* _Information provided_
..............................

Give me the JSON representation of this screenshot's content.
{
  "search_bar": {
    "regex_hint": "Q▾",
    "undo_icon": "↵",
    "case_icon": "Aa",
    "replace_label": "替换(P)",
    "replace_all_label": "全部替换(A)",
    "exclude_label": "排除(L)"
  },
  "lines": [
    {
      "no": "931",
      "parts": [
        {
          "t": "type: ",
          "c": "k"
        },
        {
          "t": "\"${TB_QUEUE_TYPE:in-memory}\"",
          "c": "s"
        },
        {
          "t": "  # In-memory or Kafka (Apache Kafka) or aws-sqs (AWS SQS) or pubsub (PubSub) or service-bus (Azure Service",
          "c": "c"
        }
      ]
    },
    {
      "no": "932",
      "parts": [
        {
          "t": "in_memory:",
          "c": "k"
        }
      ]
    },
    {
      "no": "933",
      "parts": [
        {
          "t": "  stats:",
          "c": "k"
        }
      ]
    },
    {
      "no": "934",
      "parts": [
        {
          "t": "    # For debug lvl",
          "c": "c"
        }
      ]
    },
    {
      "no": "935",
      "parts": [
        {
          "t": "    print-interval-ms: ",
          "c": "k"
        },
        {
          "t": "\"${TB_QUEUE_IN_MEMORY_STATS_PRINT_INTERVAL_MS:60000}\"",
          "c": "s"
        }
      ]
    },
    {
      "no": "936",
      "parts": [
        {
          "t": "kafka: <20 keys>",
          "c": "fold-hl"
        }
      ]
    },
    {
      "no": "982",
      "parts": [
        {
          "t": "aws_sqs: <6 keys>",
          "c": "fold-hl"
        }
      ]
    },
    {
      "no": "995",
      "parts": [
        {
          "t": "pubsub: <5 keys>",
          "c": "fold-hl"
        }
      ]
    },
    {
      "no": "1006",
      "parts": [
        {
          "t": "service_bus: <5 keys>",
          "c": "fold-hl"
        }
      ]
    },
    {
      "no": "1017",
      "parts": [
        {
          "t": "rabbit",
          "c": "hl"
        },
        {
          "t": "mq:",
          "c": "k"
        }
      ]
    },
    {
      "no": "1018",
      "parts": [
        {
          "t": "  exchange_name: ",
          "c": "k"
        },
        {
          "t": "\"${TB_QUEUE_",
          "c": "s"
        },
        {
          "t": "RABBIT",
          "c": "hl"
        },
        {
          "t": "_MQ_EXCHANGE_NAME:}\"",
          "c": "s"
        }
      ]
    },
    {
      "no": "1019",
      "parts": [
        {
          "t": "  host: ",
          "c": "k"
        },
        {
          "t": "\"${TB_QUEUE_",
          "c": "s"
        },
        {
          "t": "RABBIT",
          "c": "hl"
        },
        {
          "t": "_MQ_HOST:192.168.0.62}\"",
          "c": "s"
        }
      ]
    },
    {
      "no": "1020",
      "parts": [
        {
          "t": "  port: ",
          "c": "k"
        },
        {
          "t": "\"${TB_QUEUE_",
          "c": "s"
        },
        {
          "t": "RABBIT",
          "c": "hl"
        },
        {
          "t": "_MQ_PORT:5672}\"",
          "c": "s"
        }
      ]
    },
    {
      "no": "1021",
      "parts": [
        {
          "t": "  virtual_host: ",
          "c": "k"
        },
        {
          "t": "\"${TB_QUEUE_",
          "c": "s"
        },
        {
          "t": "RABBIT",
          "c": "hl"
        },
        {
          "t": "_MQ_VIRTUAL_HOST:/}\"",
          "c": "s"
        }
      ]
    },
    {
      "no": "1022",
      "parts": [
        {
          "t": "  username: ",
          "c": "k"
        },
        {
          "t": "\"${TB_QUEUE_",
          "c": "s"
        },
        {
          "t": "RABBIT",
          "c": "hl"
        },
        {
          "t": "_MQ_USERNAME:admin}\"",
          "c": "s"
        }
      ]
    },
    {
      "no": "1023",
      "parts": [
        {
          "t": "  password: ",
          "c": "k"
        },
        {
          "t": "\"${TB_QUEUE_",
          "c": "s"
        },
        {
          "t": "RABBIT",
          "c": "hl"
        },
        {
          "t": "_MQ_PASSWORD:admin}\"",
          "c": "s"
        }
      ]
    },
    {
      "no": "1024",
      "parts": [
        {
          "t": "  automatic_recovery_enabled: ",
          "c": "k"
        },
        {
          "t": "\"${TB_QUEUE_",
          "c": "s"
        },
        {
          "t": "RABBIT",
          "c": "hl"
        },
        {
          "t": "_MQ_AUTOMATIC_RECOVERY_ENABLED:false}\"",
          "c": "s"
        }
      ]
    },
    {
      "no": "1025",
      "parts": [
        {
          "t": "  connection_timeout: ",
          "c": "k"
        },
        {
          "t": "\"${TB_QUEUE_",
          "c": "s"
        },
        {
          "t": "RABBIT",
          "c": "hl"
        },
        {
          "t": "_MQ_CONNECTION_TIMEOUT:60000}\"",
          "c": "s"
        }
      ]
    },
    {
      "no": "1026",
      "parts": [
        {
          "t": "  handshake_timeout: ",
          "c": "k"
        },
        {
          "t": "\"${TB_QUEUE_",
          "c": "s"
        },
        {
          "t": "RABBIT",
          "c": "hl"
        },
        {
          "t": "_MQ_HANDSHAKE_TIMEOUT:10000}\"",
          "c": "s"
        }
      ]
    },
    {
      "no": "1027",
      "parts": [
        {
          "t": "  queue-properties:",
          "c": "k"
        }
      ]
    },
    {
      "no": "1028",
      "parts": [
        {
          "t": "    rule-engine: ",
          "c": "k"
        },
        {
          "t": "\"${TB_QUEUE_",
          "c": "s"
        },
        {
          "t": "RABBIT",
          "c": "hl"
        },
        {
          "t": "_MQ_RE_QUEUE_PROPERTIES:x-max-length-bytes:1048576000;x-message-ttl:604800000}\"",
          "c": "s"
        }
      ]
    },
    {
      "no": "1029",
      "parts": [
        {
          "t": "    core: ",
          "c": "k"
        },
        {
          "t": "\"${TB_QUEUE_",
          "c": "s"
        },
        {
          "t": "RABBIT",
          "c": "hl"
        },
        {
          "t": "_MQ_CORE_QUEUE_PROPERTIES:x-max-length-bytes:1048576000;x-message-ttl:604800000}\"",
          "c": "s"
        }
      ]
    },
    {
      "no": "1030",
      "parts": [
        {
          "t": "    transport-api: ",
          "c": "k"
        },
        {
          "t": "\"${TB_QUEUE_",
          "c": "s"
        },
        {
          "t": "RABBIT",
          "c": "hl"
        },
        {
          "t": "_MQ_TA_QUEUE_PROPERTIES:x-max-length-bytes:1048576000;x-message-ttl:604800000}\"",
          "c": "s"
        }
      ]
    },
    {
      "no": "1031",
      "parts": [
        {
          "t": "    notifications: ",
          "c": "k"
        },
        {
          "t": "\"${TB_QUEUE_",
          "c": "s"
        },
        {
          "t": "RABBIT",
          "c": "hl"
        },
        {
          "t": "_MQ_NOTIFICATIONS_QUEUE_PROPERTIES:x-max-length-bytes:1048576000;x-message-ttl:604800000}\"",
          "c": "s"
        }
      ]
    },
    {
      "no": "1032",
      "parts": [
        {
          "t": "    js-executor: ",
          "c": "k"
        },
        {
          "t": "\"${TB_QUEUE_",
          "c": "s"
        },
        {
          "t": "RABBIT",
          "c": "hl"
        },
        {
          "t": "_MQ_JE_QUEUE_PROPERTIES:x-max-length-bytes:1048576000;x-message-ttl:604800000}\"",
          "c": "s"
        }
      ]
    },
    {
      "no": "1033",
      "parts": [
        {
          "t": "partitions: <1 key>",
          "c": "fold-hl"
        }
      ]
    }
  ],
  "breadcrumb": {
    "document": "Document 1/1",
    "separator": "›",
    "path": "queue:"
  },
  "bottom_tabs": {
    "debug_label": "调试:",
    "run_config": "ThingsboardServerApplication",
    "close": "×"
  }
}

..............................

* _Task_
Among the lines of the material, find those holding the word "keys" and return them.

* _Answer for the task_
          "t": "kafka: <20 keys>",
          "t": "aws_sqs: <6 keys>",
          "t": "pubsub: <5 keys>",
          "t": "service_bus: <5 keys>",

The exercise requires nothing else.